= Work to be completed =
Retype the data that follows with no alterations, please.

[Provided records]

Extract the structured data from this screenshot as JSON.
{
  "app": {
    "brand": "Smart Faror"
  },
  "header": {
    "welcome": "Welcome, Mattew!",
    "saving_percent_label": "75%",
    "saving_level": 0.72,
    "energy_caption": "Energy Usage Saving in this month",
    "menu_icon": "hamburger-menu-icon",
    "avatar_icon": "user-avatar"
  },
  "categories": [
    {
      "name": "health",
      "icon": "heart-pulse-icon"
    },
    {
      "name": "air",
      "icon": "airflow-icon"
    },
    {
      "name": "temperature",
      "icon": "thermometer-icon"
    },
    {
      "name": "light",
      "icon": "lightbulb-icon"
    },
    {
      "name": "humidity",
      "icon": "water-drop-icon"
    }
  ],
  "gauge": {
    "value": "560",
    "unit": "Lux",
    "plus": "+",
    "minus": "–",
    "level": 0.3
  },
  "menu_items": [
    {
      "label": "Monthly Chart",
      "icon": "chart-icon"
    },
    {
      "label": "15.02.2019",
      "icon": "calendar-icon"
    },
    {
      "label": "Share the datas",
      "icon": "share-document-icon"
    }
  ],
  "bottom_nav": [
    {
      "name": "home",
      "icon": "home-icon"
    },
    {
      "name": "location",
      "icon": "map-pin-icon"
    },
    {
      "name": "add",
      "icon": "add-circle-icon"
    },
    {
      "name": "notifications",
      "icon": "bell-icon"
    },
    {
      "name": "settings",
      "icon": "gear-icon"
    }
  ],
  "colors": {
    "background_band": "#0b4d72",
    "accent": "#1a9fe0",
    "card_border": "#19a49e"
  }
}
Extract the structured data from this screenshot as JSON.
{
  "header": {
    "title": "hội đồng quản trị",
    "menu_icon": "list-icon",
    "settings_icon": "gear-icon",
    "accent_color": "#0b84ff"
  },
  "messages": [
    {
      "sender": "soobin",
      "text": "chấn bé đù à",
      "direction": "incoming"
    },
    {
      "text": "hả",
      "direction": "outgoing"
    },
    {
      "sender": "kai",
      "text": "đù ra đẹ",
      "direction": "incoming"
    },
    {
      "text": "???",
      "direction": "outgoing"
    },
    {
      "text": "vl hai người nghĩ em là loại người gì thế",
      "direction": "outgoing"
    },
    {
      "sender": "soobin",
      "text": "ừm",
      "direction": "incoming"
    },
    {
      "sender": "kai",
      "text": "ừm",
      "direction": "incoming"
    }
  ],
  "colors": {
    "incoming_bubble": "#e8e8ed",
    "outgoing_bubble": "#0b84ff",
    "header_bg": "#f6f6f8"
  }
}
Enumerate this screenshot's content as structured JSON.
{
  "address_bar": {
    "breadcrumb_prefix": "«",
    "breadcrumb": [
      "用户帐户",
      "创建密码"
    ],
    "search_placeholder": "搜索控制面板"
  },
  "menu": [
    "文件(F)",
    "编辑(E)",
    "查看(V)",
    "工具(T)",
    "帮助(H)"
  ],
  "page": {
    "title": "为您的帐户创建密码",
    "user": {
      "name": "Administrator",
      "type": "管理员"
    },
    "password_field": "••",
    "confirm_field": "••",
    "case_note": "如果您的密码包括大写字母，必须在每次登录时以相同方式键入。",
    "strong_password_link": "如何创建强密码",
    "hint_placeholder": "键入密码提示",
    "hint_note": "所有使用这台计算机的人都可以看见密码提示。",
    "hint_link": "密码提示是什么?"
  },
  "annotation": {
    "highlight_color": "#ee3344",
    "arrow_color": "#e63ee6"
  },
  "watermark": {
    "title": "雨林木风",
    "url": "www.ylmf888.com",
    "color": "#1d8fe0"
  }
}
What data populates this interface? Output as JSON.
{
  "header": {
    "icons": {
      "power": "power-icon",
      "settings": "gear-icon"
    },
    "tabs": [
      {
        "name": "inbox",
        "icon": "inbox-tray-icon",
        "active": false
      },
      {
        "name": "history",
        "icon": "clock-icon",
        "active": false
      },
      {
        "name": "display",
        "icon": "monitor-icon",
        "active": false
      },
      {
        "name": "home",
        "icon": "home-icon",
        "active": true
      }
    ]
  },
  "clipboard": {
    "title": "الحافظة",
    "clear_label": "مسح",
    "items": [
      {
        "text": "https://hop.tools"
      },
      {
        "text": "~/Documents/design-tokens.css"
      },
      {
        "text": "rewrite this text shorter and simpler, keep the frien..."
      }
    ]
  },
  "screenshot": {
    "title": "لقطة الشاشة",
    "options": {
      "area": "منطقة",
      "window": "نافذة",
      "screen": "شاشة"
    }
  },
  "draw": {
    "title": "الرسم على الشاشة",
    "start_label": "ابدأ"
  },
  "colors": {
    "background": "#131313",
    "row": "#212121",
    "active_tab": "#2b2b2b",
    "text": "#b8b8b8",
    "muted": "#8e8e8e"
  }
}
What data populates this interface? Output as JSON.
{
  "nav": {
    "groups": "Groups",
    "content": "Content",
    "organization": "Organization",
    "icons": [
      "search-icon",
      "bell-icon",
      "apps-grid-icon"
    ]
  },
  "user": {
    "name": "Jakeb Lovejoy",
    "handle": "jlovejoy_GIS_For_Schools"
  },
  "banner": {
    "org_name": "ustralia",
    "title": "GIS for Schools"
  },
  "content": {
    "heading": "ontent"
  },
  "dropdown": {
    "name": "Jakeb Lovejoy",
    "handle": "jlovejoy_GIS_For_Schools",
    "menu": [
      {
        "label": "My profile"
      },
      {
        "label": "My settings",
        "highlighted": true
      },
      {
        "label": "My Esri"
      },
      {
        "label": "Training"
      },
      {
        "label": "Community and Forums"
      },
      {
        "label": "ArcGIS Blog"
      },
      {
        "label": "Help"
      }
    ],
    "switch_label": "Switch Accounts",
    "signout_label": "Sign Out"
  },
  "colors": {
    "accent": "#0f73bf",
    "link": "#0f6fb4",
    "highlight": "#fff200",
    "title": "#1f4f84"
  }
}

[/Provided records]

= Exercise result =
Extract the structured data from this screenshot as JSON.
{
  "app": {
    "brand": "Smart Faror"
  },
  "header": {
    "welcome": "Welcome, Mattew!",
    "saving_percent_label": "75%",
    "saving_level": 0.72,
    "energy_caption": "Energy Usage Saving in this month",
    "menu_icon": "hamburger-menu-icon",
    "avatar_icon": "user-avatar"
  },
  "categories": [
    {
      "name": "health",
      "icon": "heart-pulse-icon"
    },
    {
      "name": "air",
      "icon": "airflow-icon"
    },
    {
      "name": "temperature",
      "icon": "thermometer-icon"
    },
    {
      "name": "light",
      "icon": "lightbulb-icon"
    },
    {
      "name": "humidity",
      "icon": "water-drop-icon"
    }
  ],
  "gauge": {
    "value": "560",
    "unit": "Lux",
    "plus": "+",
    "minus": "–",
    "level": 0.3
  },
  "menu_items": [
    {
      "label": "Monthly Chart",
      "icon": "chart-icon"
    },
    {
      "label": "15.02.2019",
      "icon": "calendar-icon"
    },
    {
      "label": "Share the datas",
      "icon": "share-document-icon"
    }
  ],
  "bottom_nav": [
    {
      "name": "home",
      "icon": "home-icon"
    },
    {
      "name": "location",
      "icon": "map-pin-icon"
    },
    {
      "name": "add",
      "icon": "add-circle-icon"
    },
    {
      "name": "notifications",
      "icon": "bell-icon"
    },
    {
      "name": "settings",
      "icon": "gear-icon"
    }
  ],
  "colors": {
    "background_band": "#0b4d72",
    "accent": "#1a9fe0",
    "card_border": "#19a49e"
  }
}
Extract the structured data from this screenshot as JSON.
{
  "header": {
    "title": "hội đồng quản trị",
    "menu_icon": "list-icon",
    "settings_icon": "gear-icon",
    "accent_color": "#0b84ff"
  },
  "messages": [
    {
      "sender": "soobin",
      "text": "chấn bé đù à",
      "direction": "incoming"
    },
    {
      "text": "hả",
      "direction": "outgoing"
    },
    {
      "sender": "kai",
      "text": "đù ra đẹ",
      "direction": "incoming"
    },
    {
      "text": "???",
      "direction": "outgoing"
    },
    {
      "text": "vl hai người nghĩ em là loại người gì thế",
      "direction": "outgoing"
    },
    {
      "sender": "soobin",
      "text": "ừm",
      "direction": "incoming"
    },
    {
      "sender": "kai",
      "text": "ừm",
      "direction": "incoming"
    }
  ],
  "colors": {
    "incoming_bubble": "#e8e8ed",
    "outgoing_bubble": "#0b84ff",
    "header_bg": "#f6f6f8"
  }
}
Enumerate this screenshot's content as structured JSON.
{
  "address_bar": {
    "breadcrumb_prefix": "«",
    "breadcrumb": [
      "用户帐户",
      "创建密码"
    ],
    "search_placeholder": "搜索控制面板"
  },
  "menu": [
    "文件(F)",
    "编辑(E)",
    "查看(V)",
    "工具(T)",
    "帮助(H)"
  ],
  "page": {
    "title": "为您的帐户创建密码",
    "user": {
      "name": "Administrator",
      "type": "管理员"
    },
    "password_field": "••",
    "confirm_field": "••",
    "case_note": "如果您的密码包括大写字母，必须在每次登录时以相同方式键入。",
    "strong_password_link": "如何创建强密码",
    "hint_placeholder": "键入密码提示",
    "hint_note": "所有使用这台计算机的人都可以看见密码提示。",
    "hint_link": "密码提示是什么?"
  },
  "annotation": {
    "highlight_color": "#ee3344",
    "arrow_color": "#e63ee6"
  },
  "watermark": {
    "title": "雨林木风",
    "url": "www.ylmf888.com",
    "color": "#1d8fe0"
  }
}
What data populates this interface? Output as JSON.
{
  "header": {
    "icons": {
      "power": "power-icon",
      "settings": "gear-icon"
    },
    "tabs": [
      {
        "name": "inbox",
        "icon": "inbox-tray-icon",
        "active": false
      },
      {
        "name": "history",
        "icon": "clock-icon",
        "active": false
      },
      {
        "name": "display",
        "icon": "monitor-icon",
        "active": false
      },
      {
        "name": "home",
        "icon": "home-icon",
        "active": true
      }
    ]
  },
  "clipboard": {
    "title": "الحافظة",
    "clear_label": "مسح",
    "items": [
      {
        "text": "https://hop.tools"
      },
      {
        "text": "~/Documents/design-tokens.css"
      },
      {
        "text": "rewrite this text shorter and simpler, keep the frien..."
      }
    ]
  },
  "screenshot": {
    "title": "لقطة الشاشة",
    "options": {
      "area": "منطقة",
      "window": "نافذة",
      "screen": "شاشة"
    }
  },
  "draw": {
    "title": "الرسم على الشاشة",
    "start_label": "ابدأ"
  },
  "colors": {
    "background": "#131313",
    "row": "#212121",
    "active_tab": "#2b2b2b",
    "text": "#b8b8b8",
    "muted": "#8e8e8e"
  }
}
What data populates this interface? Output as JSON.
{
  "nav": {
    "groups": "Groups",
    "content": "Content",
    "organization": "Organization",
    "icons": [
      "search-icon",
      "bell-icon",
      "apps-grid-icon"
    ]
  },
  "user": {
    "name": "Jakeb Lovejoy",
    "handle": "jlovejoy_GIS_For_Schools"
  },
  "banner": {
    "org_name": "ustralia",
    "title": "GIS for Schools"
  },
  "content": {
    "heading": "ontent"
  },
  "dropdown": {
    "name": "Jakeb Lovejoy",
    "handle": "jlovejoy_GIS_For_Schools",
    "menu": [
      {
        "label": "My profile"
      },
      {
        "label": "My settings",
        "highlighted": true
      },
      {
        "label": "My Esri"
      },
      {
        "label": "Training"
      },
      {
        "label": "Community and Forums"
      },
      {
        "label": "ArcGIS Blog"
      },
      {
        "label": "Help"
      }
    ],
    "switch_label": "Switch Accounts",
    "signout_label": "Sign Out"
  },
  "colors": {
    "accent": "#0f73bf",
    "link": "#0f6fb4",
    "highlight": "#fff200",
    "title": "#1f4f84"
  }
}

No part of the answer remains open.